Data Ownership and the Gig Economy
Current State of Affairs
The labour ministry’s draft code defines a gig worker as a person who performs work or participates in a work arrangement; and earns from such activities outside of a traditional employer-employee relationship. Going by this broad definition the number of Indian gig economy workers are 426 million (informal+temporary workers) i.e. 92% of India’s active labour force (1). This is happening at an odd juncture where our demographic dividend is set to be at the highest. We will be home to the world’s largest population of young individuals — without the means to capitalise on their youth.
Reasons for this are multifold: educational organisations that are disconnected from reality, industries that work with labor laws not updated with time, a population explosion and the vast majority of our economy being informal (2). We need a new generation of firms looking primarily at imparting, developing and matching skills to meet the needs of the current state of the economy. This stack will be referred to as “skill-tech” in the future. While we see the gig economy as our likely escape route, the lack of foresight around how it is being developed can create new perils further down the road. Visions of a $5 trillion economy will be unattainable if we do not build the infrastructure to make it happen.
Data Blind Labor Markets
Rise of the gig economy reduces responsibility from capitalistic entities while capturing great amounts of power. This “power” is primarily in the form of data of individuals working on gig economy platforms. The average gig economy worker today — has no less bargaining power, workplace benefits, minimum wages or a safety net in the event that the platform they rely on decides to boot them out. In the informal sector, there is no accountability for wages; leading towards wage inefficiency for the nation’s poorest. In the absence of data interoperability, they do not even have the means to transfer records of the quality of their work to a third party platform. This data could be historic records of their economic interactions, the frequency and efficiency of their work or reviews provided by customers. Absence of data ownership in the 21st century is a remnant of the absence of sovereign rights back in the 17th and 18th. Unfortunately, regulators and policy makers have not caught up to that reality yet.
What The Future Holds
Aadhaar, despite its criticisms around privacy and technical flaws, is a 21st century miracle in its ability to bring a meaningful demographic identity to Indians.

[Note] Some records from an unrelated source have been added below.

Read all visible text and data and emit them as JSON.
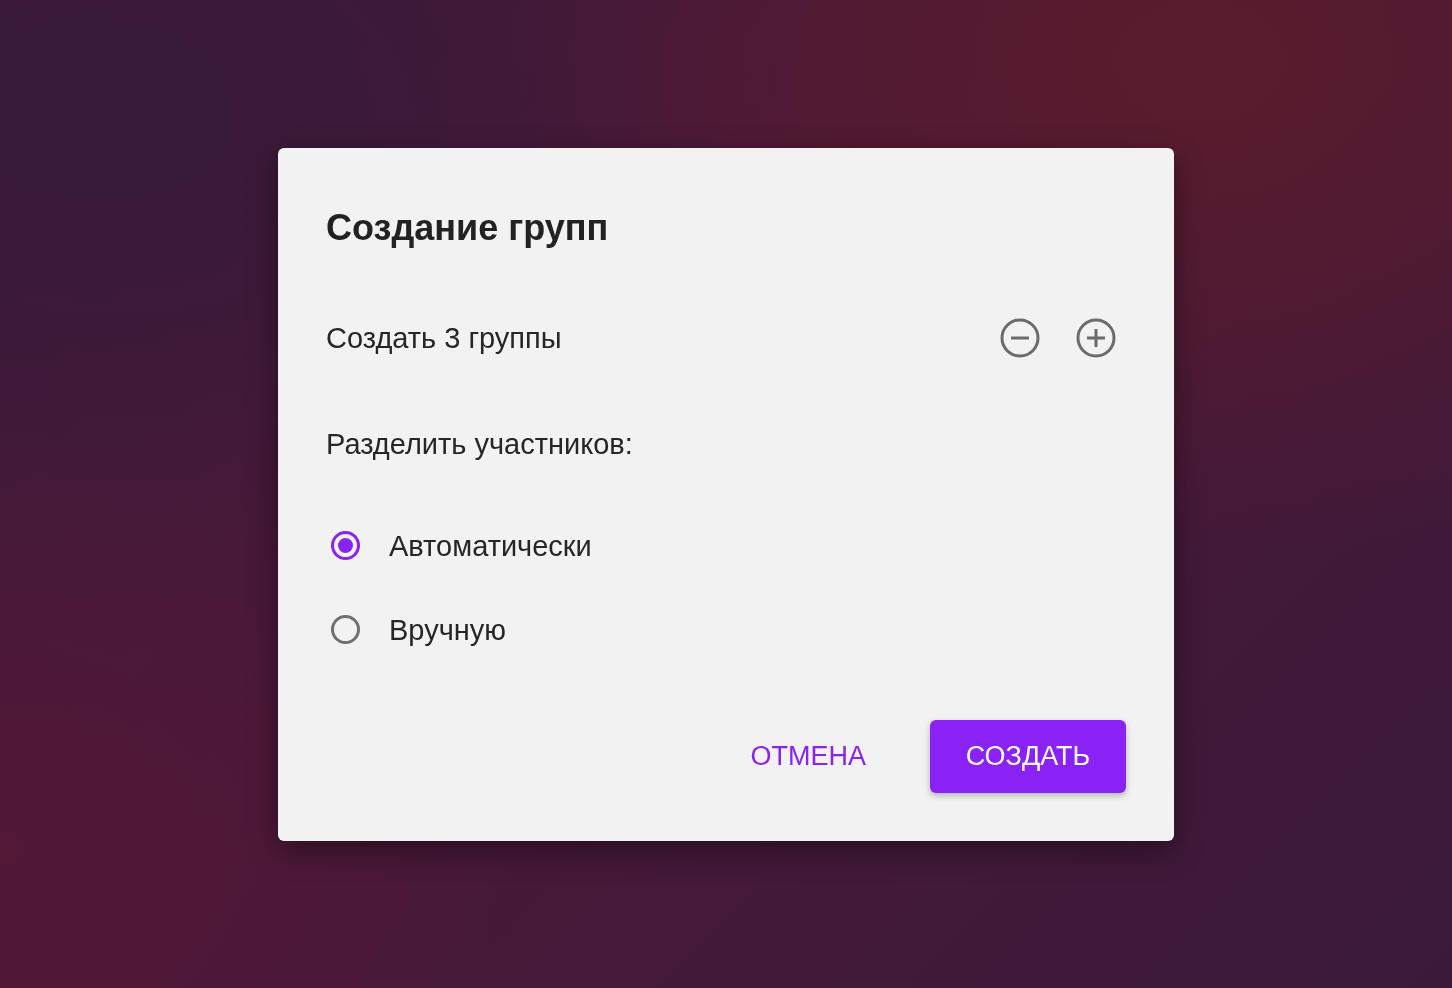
{
  "dialog": {
    "title": "Создание групп",
    "count_label": "Создать 3 группы",
    "split_label": "Разделить участников:",
    "options": [
      {
        "label": "Автоматически",
        "selected": true
      },
      {
        "label": "Вручную",
        "selected": false
      }
    ],
    "buttons": [
      {
        "label": "ОТМЕНА",
        "kind": "text"
      },
      {
        "label": "СОЗДАТЬ",
        "kind": "contained"
      }
    ]
  }
}
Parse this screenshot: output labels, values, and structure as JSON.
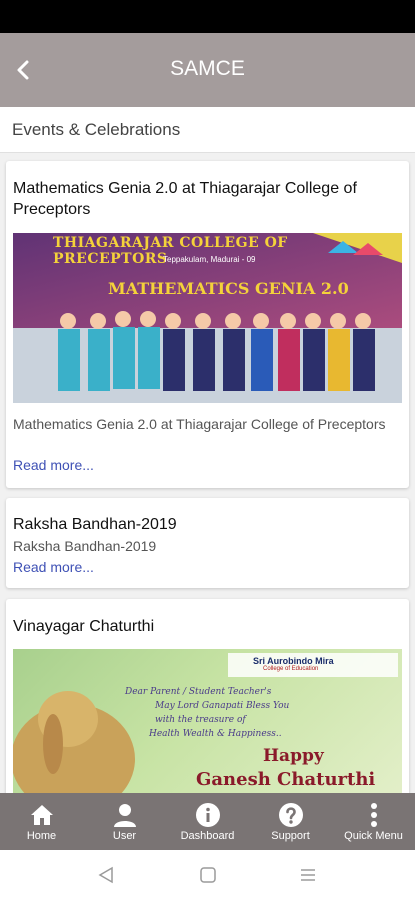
{
  "app_bar": {
    "title": "SAMCE"
  },
  "section": {
    "title": "Events & Celebrations"
  },
  "events": [
    {
      "title": "Mathematics Genia 2.0 at Thiagarajar College of Preceptors",
      "description": "Mathematics Genia 2.0 at Thiagarajar College of Preceptors",
      "read_more": "Read more...",
      "banner_line1": "THIAGARAJAR COLLEGE OF PRECEPTORS",
      "banner_line2": "Teppakulam, Madurai - 09",
      "banner_line3": "MATHEMATICS GENIA 2.0"
    },
    {
      "title": "Raksha Bandhan-2019",
      "description": "Raksha Bandhan-2019",
      "read_more": "Read more..."
    },
    {
      "title": "Vinayagar Chaturthi",
      "poster_org": "Sri Aurobindo Mira",
      "poster_org_sub": "College of Education",
      "poster_msg1": "Dear Parent / Student Teacher's",
      "poster_msg2": "May Lord Ganapati Bless You",
      "poster_msg3": "with the treasure of",
      "poster_msg4": "Health Wealth & Happiness..",
      "poster_happy": "Happy",
      "poster_festival": "Ganesh Chaturthi"
    }
  ],
  "bottom_nav": [
    {
      "label": "Home",
      "icon": "home-icon"
    },
    {
      "label": "User",
      "icon": "user-icon"
    },
    {
      "label": "Dashboard",
      "icon": "info-icon"
    },
    {
      "label": "Support",
      "icon": "help-icon"
    },
    {
      "label": "Quick Menu",
      "icon": "more-vertical-icon"
    }
  ],
  "colors": {
    "app_bar": "#a49c9c",
    "bottom_nav": "#7a7474",
    "link": "#3f51b5"
  }
}
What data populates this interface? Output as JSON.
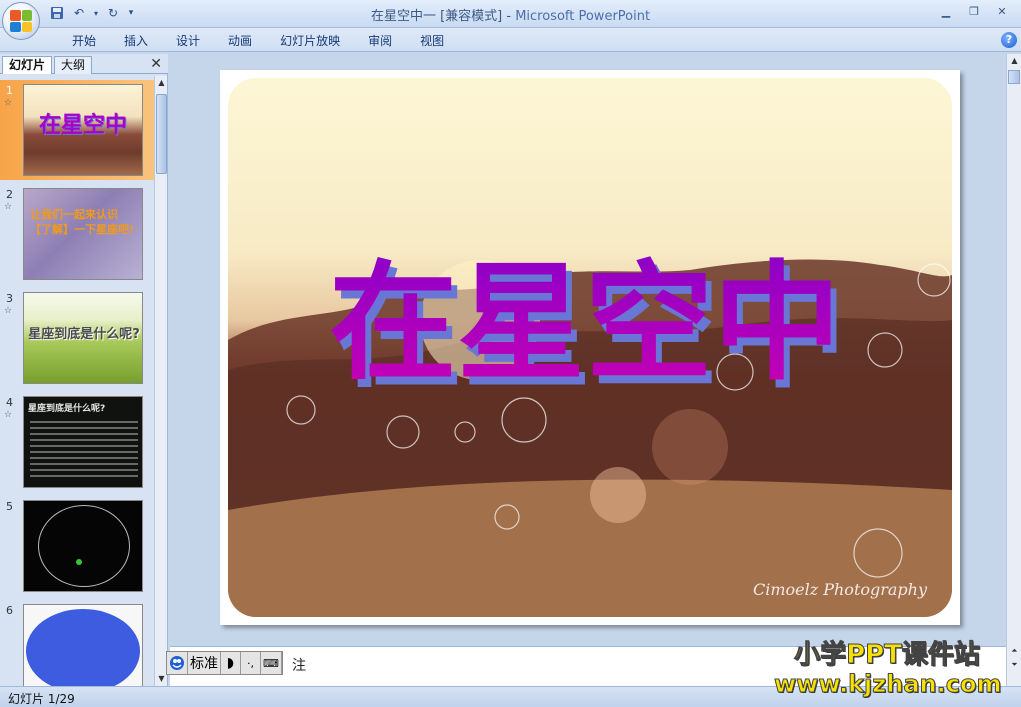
{
  "window": {
    "title": "在星空中一 [兼容模式] - Microsoft PowerPoint",
    "title_doc": "在星空中一 [兼容模式]",
    "title_sep": " - ",
    "title_app": "Microsoft PowerPoint",
    "minimize_icon": "minimize-icon",
    "restore_icon": "restore-icon",
    "close_icon": "close-icon"
  },
  "ribbon": {
    "tabs": [
      "开始",
      "插入",
      "设计",
      "动画",
      "幻灯片放映",
      "审阅",
      "视图"
    ],
    "help_label": "?"
  },
  "left_pane": {
    "tab_slides": "幻灯片",
    "tab_outline": "大纲",
    "close_label": "✕",
    "thumbnails": [
      {
        "num": "1",
        "star": "☆",
        "text": "在星空中"
      },
      {
        "num": "2",
        "star": "☆",
        "text": "让我们一起来认识【了解】一下星座吧!"
      },
      {
        "num": "3",
        "star": "☆",
        "text": "星座到底是什么呢?"
      },
      {
        "num": "4",
        "star": "☆",
        "text": "星座到底是什么呢?"
      },
      {
        "num": "5",
        "star": "☆",
        "text": ""
      },
      {
        "num": "6",
        "star": "",
        "text": ""
      }
    ]
  },
  "slide": {
    "title": "在星空中",
    "photo_credit": "Cimoelz Photography"
  },
  "notes": {
    "text": "注"
  },
  "ime": {
    "mode": "标准"
  },
  "status": {
    "slide_counter": "幻灯片 1/29"
  },
  "watermark": {
    "line1": "小学PPT课件站",
    "line2": "www.kjzhan.com"
  },
  "colors": {
    "title_purple": "#a800c8",
    "selected_thumb": "#f7a449",
    "ribbon_text": "#15397a"
  }
}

It is a foundational layer on top of which new applications can be built if we create an open-data graph. For instance, information of an individual’s education and history of gig based economic interactions could be clubbed to accelerate credit scoring. Using word vectors and geographic matching could enable individuals to find relevant jobs around them for the relevant skill-sets they hold. More importantly, clubbing identity with economic interactions gives a model to map out alternative credit systems that may improvise how subsidies and competitive bidding in India works today. As commercial entities plug into the system, we will be able to track wage changes in India at a quarterly level (vs the 5 year gap there is now) and predict the changing requirements of labor markets accurately enough for educational institutions to make changes in their curriculum.

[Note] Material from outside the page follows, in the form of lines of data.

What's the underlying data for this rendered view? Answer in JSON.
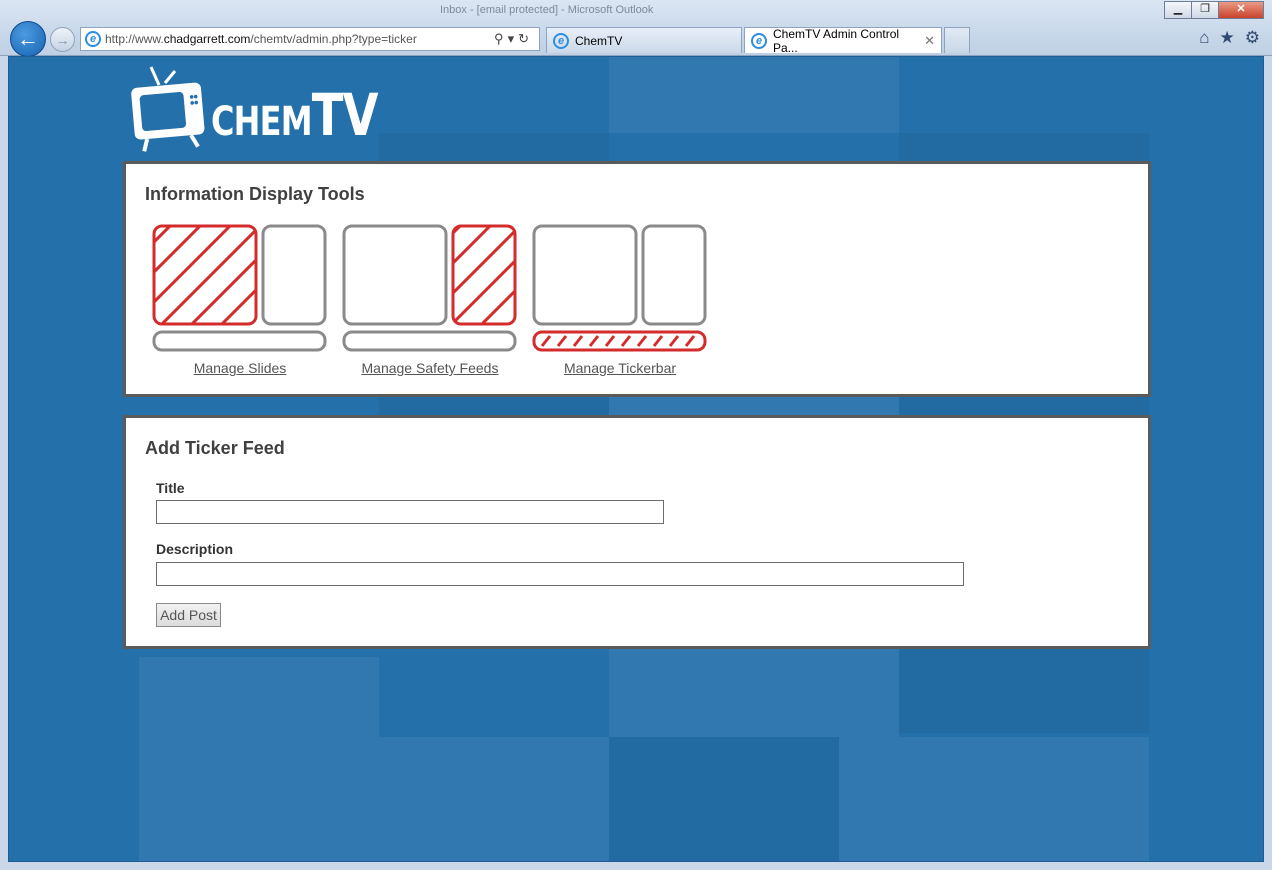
{
  "browser": {
    "caption": "Inbox - [email protected] - Microsoft Outlook",
    "window_buttons": {
      "minimize": "▁",
      "maximize": "❐",
      "close": "✕"
    },
    "back_icon": "back-arrow-icon",
    "forward_icon": "forward-arrow-icon",
    "address": {
      "prefix": "http://www.",
      "domain": "chadgarrett.com",
      "path": "/chemtv/admin.php?type=ticker",
      "tools": "⚲▾↻"
    },
    "tabs": [
      {
        "label": "ChemTV",
        "active": false
      },
      {
        "label": "ChemTV Admin Control Pa...",
        "active": true,
        "close": "✕"
      }
    ],
    "toolbar_icons": {
      "home": "⌂",
      "favorites": "★",
      "settings": "⚙"
    }
  },
  "site": {
    "logo_text_chem": "CHEM",
    "logo_text_tv": "TV",
    "colors": {
      "background": "#2470ab",
      "accent_red": "#d42b2b",
      "outline_gray": "#8a8a8a"
    }
  },
  "tools_panel": {
    "heading": "Information Display Tools",
    "tools": [
      {
        "label": "Manage Slides",
        "highlight": "main"
      },
      {
        "label": "Manage Safety Feeds",
        "highlight": "side"
      },
      {
        "label": "Manage Tickerbar",
        "highlight": "bar"
      }
    ]
  },
  "ticker_form": {
    "heading": "Add Ticker Feed",
    "title_label": "Title",
    "title_value": "",
    "description_label": "Description",
    "description_value": "",
    "submit_label": "Add Post"
  }
}
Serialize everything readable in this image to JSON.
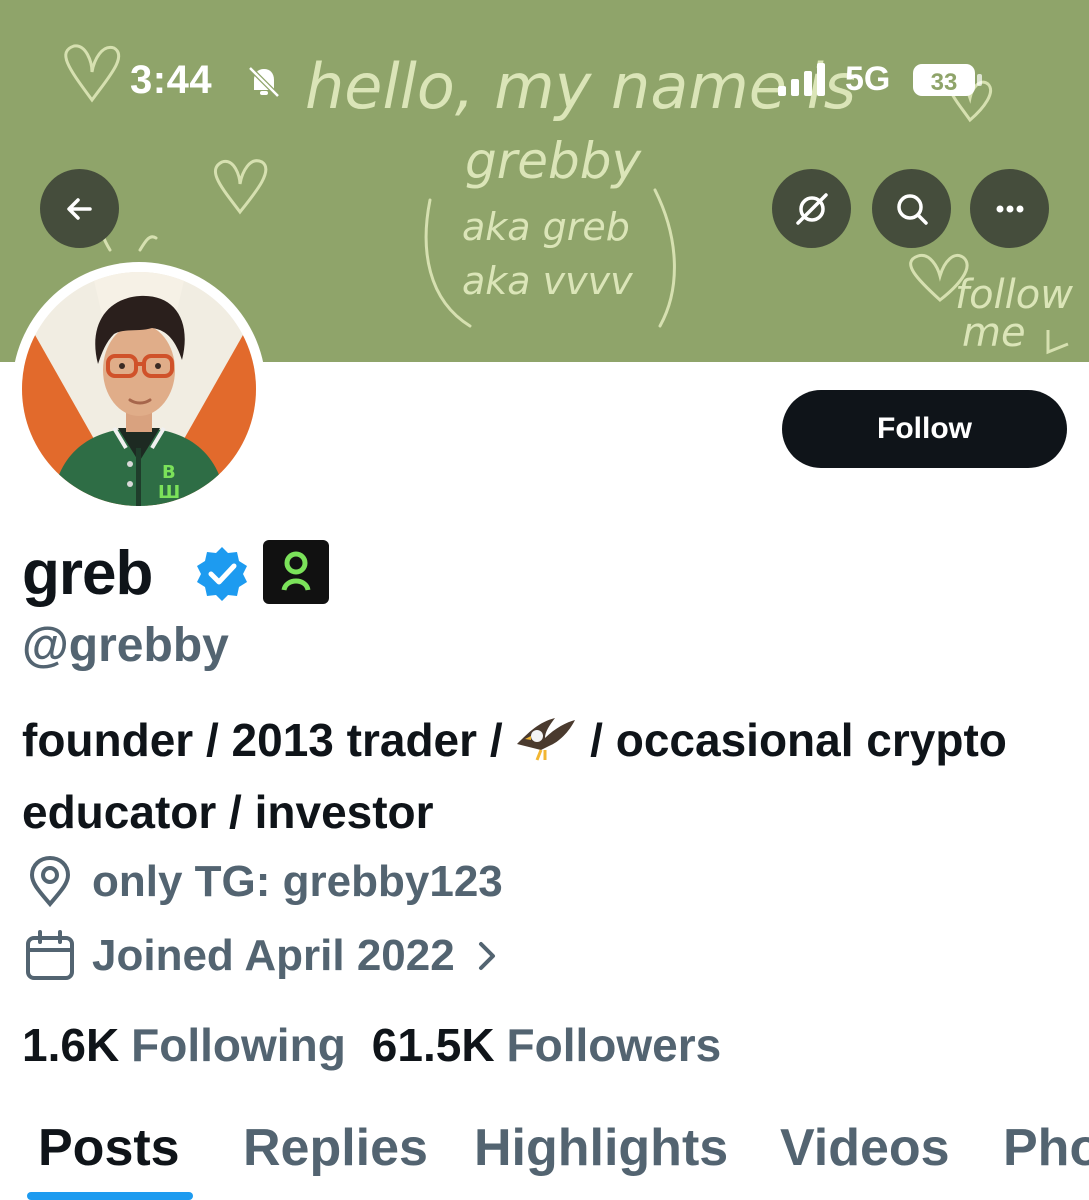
{
  "status_bar": {
    "time": "3:44",
    "network": "5G",
    "battery": "33"
  },
  "banner": {
    "doodle_lines": [
      "hello, my name is",
      "grebby",
      "aka greb",
      "aka vvvv",
      "follow",
      "me"
    ],
    "background_color": "#8fa46a"
  },
  "header_buttons": {
    "back_icon": "arrow-left-icon",
    "grok_icon": "grok-icon",
    "search_icon": "search-icon",
    "more_icon": "more-horizontal-icon"
  },
  "profile": {
    "display_name": "greb",
    "handle": "@grebby",
    "verified": true,
    "follow_label": "Follow",
    "bio_part1": "founder / 2013 trader / ",
    "bio_emoji": "eagle",
    "bio_part2": " / occasional crypto educator / investor",
    "location": "only TG: grebby123",
    "joined": "Joined April 2022"
  },
  "stats": {
    "following_count": "1.6K",
    "following_label": "Following",
    "followers_count": "61.5K",
    "followers_label": "Followers"
  },
  "tabs": {
    "posts": "Posts",
    "replies": "Replies",
    "highlights": "Highlights",
    "videos": "Videos",
    "photos": "Photos",
    "active": "posts"
  },
  "colors": {
    "accent": "#1d9bf0",
    "text_primary": "#0f1419",
    "text_secondary": "#536471",
    "verified": "#1d9bf0"
  }
}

Our research will source data from over 50+ legislators, CEOs and media personnel and close to 4000 gig economy labourers across 8 cities. We hope to collect and curate information from platforms across the spectrum — formal and informal, to get a holistic view on the gig economy today and its inefficiencies. When completed, it will be the largest research effort focused on the gig economy so far in India. Our aspiration is to use models developed from it to empower a new generation of platforms focused on skills, jobs, education and finance. This will be used to develop a gig economy oriented data platform with skill identity as an authentication mechanism. The end user will own their data letting and be able to keep a record of their skill related transactions. There are challenges with this approach. For one, it requires a heavy amount of transparency. Secondly, it will require buy-ins from stakeholders across the spectrum (policy makers, institutions, industry stalwarts and the average worker) and thirdly, there will be concerns around data-privacy. We hope to find solutions for each of these challenges over the course of the year.
If this research piques your interest, drop us a message through email@example.com.
http://www.indianstaffingfederation.org/wp-content/uploads/2019/07/ISF-Report-2019-Impact-of-reforms-on-Job-Formalisation.pdf (page 8) [Informal + Temporary]
https://www.indiaspend.com/90-of-jobs-created-over-two-decades-post-liberalisation-were-informal/ — 90% of jobs created over two decades post liberalisation were informal
Jobs Crisis in India (Raghavan Jagannathan) : “The 2011 census talks about 362 million ‘main workers’ people who had work most of the time during the previous year, but another 22 million and 97 million who were ‘marginal’ workers, with up to three months and between 3 & 6 months of work respectively. Informal work and short-term work, or a gig, is not something we are unfamiliar with. Loosely defined, a ‘gig’ means working part-time for money. The dictionary meaning of a gig economy is ‘a labour market characterised by the prevalence of short term contracts or freelance work as opposed to permanent jobs.’ Going by this definition and the census 2011 numbers. **India has 119 million Gig workers. ** ”